Reginster told Reuters Health the findings are in line with earlier studies showing pharmaceutical-grade chondroitin sulfate could significantly decrease the progression of knee osteoarthritis over a period of three years.

He stressed that pharmaceutical-grade chondroitin is not the same as over-the-counter supplements, which are made differently and can’t get into the joint in high enough concentrations to combat the causes of cartilage degradation and pain.

European regulatory bodies recommend pharmaceutical-grade chondroitin sulfate as well as pharmaceutical-grade glucosamine sulfate as first-line treatments for osteoarthritis, Reginster said by email, because of the side effects associated with celecoxib and other non-steroidal inflammatory drugs (NSAIDs) including stomach ulcers, bleeding, liver and kidney problems.
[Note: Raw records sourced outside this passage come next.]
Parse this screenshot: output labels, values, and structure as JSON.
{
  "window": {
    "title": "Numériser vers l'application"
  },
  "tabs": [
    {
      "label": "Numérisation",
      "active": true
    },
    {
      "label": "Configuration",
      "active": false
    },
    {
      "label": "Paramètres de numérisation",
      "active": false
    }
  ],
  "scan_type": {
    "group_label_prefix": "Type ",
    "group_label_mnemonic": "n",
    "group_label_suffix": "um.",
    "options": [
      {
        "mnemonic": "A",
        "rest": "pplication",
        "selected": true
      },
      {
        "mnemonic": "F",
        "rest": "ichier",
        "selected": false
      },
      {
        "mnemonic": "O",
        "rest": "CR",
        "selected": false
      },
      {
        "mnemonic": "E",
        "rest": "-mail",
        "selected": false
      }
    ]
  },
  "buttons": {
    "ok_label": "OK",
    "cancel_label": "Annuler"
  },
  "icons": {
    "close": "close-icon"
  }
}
Dr. Michael Shepard of Hoag Orthopedic Institute in Orange, California, noted that the study had a relatively low number of participants and that most U.S. studies of this type would run two years rather than six months.

In addition, U.S.-based studies of chondroitin have had mixed results, said Shepard, who wasn’t involved in the study. Some have found the supplements to be as effective as ibuprofen (also an NSAID), and some have found that chondroitin sulfate is no more effective than placebo, he told Reuters Health.

“I tell my patients, ‘buyer beware,’” Shepard said in an email. “I tell them about the mixed results of chondroitin in the literature. I tell them to try chondroitin for one month as a trial and if they like it and feel better with it, then keep taking it.”

If chondroitin doesn’t work for them, he suggests taking an NSAID “periodically,” and to be aware of the side effects.

“If you are going to stay on an NSAID for a prolonged period then you need regular follow up with your doctor,” Shepard cautioned.

Dr. Rachel Wolfe of Wake Forest Baptist Medical Center in Winston-Salem, North Carolina, agreed that chondroitin is “reasonable to try” for some people, especially those with contraindications to NSAIDs.

“However, it should not replace other therapy such as quad strengthening exercises, and weight loss, which we know will provide benefit. It should be used in conjunction with these measures,” said Wolfe, who wasn’t involved in the study.

“Chondroitin is not a miracle pill, but if it allows people to feel less pain and be more active, thereby losing weight and strengthening muscles, then I think there may benefit,” Wolfe told Reuters Health by email. “Studies like this highlight that medicine is still an art - we do not have perfect answers, and we have to individualize for each patient.”

The study was sponsored by IBSA Institut Biochimique SA, a pharmaceutical company based in Lugano, Switzerland, that makes the chondroitin sulfate supplements used in the test.

SOURCE: Annals of the Rheumatic Diseases, online May 22, 2017.